| 6.5°C Dublin

200 emergency beds in drive to save homeless from big freeze


A deserted Dublin city centre

A deserted Dublin city centre

A deserted Dublin city centre

Nearly 200 homeless people were put up in emergency accommodation last night across Dublin and Kildare in what a charity described as its biggest single mobilisation.

With temperatures expected to plummet to -5C overnight, the number of beds in the south inner city and Kildare was increased to deal with the unprecedented demand.

One unit, funded by the Dublin Region Homeless Executive (DRHE) and run by the Peter McVerry Trust, was set up in St Catherine's Sports Hall, on Marrowbone Lane, on Monday.

Since then, it has helped scores of homeless, half of whom had never presented to services before.

"We had 70 beds here on Monday and accommodated 45 men, then on Tuesday we had 90 beds and accommodated 81. But on Wednesday we had 110 beds and 106 people came in," said Pat Doyle, the trust's chief executive.


The services were further extended yesterday, with the trust announcing that it would be facilitating 173 beds, including 120 in the sports hall.

Fifty-three have been introduced in other existing trust services across Dublin and Kildare.

The charity reported that around 30 rough sleepers had declined emergency accommodation in Dublin and Kildare, despite the treacherous conditions.

Former lord mayor Christy Burke said the Inner City Helping Homeless group encountered three rough sleepers on Wednesday night who did not want to avail of emergency accommodation.

A woman who was a victim of domestic violence also needed shelter, said Mr Burke.

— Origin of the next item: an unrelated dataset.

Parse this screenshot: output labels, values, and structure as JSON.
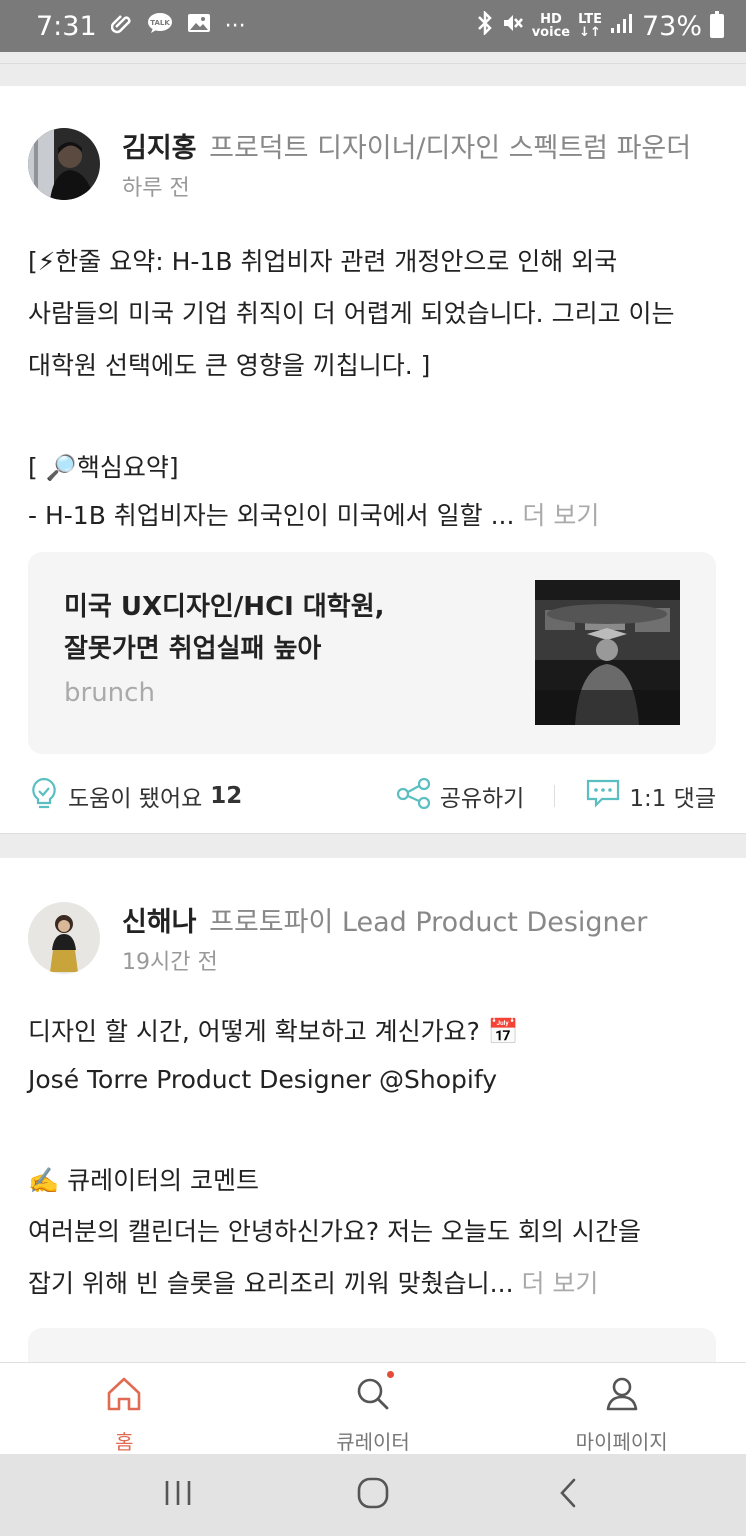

"In the last two hours we met two women - one suffered domestic violence last night and she had black eyes, her entire face was swollen," he said.

"As soon as we contacted the freephone number we secured her a place until next Monday. She had to get stitches, she was in a bad way."

The Independent councillor added that another woman needed help securing accommodation, and praised the work being done by the Peter McVerry Trust and other charities.

"I've been to the centre and spoken to the staff and the residents there. They all look comfortable, they're being looked after and it's being very well co-ordinated," he said.

All around the sports hall, men were being given breakfast at designated tables. Unlike many hostels and B&B accommodation, the homeless men can stay in St Catherine's during the day as Storm Emma approaches.

"People are free to go if they want to, but we're encouraging them to stay because the weather is so bad," said Mr Doyle.

Sixteen staff will stay in the centre as Storm Emma hits, and they will help ensure the safety and comfort of the men seeking shelter.

"It only took us six hours to set up the shelter. It's a big hall and it was quite cold, so we brought in marquees and have the beds in them," said Mr Doyle.


"It makes it easier to heat and gives a bit more privacy and dignity to our clients.

"We have blow heaters running, and as well as their breakfasts the men will get a lunch of soup and sandwiches and a hot dinner too. Yesterday it was cottage pie or chicken casserole."

The meals are made by trust caterers and taken to the shelter before being distributed.

As well as food and a bed for the night, homeless people are supplied with "dignity packs" of toiletries and hygiene products, as well as fresh clothing, sleeping bags and shower facilities.

"We have other services on offer too," said Mr Doyle. "It's not just food and shelter. We have a nurse's station run by a not-for-profit group called Safety Net which is funded by the HSE and looks after homeless people.

"So far we've had four ambulances to the centre after long-term deteriorating medical conditions from being homeless manifested themselves in the clients.

"One worrying thing we have noticed is that many of the people here now have never availed of homeless services before because they've been living in squats and things.

"We will now try and keep them in the system. We have different services we can direct them to, we don't just want them to drift off into obscurity once this centre closes.

"There's a review next Monday to see what will happen to the centre, but for the moment during this weather it's vital for keeping people off the streets.

"There are no ladies' beds here, but we have 20 emergency ladies' beds in Ellis Quay and 10 more in Finglas."